When you are developing groundbreaking ideas, you will always run across skeptics. There’s an old joke that goes, “There are two kinds of people in the world, ones that divide the world into two kinds of people, and ones that don’t.” But seriously, in the world of invention it often seems there really are two kinds of people, those who are intrigued by new ideas and those who love to play devil’s advocate. Entrepreneurs need to have the ability to leap over the obstacles in their path. It helps to have the kind of personality that can hear “no” a hundred times and still know that “yes” is just around the corner. We get re-energized when we talk with people who spark with a bolt of creativity when presented with something new. Often you can tell within a few minutes of meeting with someone whether they are open to new ideas and new opportunities or whether they immediately look for ways to distance themselves from anything different.
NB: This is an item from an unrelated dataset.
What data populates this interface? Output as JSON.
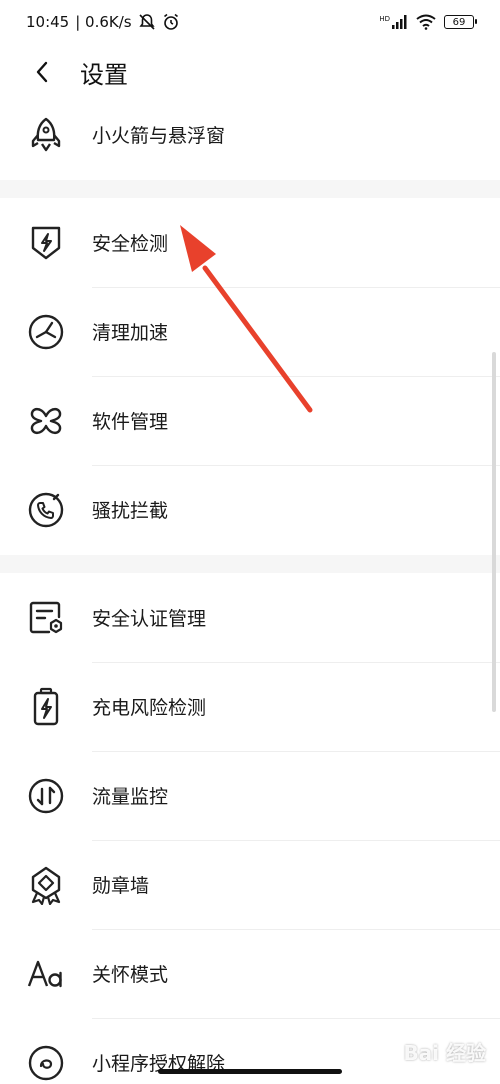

It can be tempting to want to surround yourself only with those who share your vision but before you write off those risk-adverse colleagues, take the opportunity to use their skepticism to your advantage. Here are a few suggestions:
- Listen carefully to objections and force yourself to ask two or three probing questions before you try to defend or explain your own position.
- Ask them to tell you more about their concerns or ask if they see any blind spots that you haven’t addressed yet.
- Try to figure out if they had a personal experience that leads them to doubt your idea or if they have seen companies with similar problems or failures. Dig into the details.
- Restate their objections back to them in a neutral tone, for instance, “It sounds like you are concerned there are too many similar products on the market.” or “It sounds like you’re worried our price point will not be competitive.”
- Tell them you really need their “tough love” and ask them to point out weaknesses in your pitch or product description.
The key is to listen without reacting. Don’t let yourself go into problem solving mode. Don’t try to win them over. Capture their input objectively. Don’t disregard it, use it to strengthen your plans. The other trick is to know when to move on. There is no reason to beat a dead horse. Some people just won’t be won over. Spend your energy finding the people who will – they are out there, just waiting for the next big thing, and your idea could be it.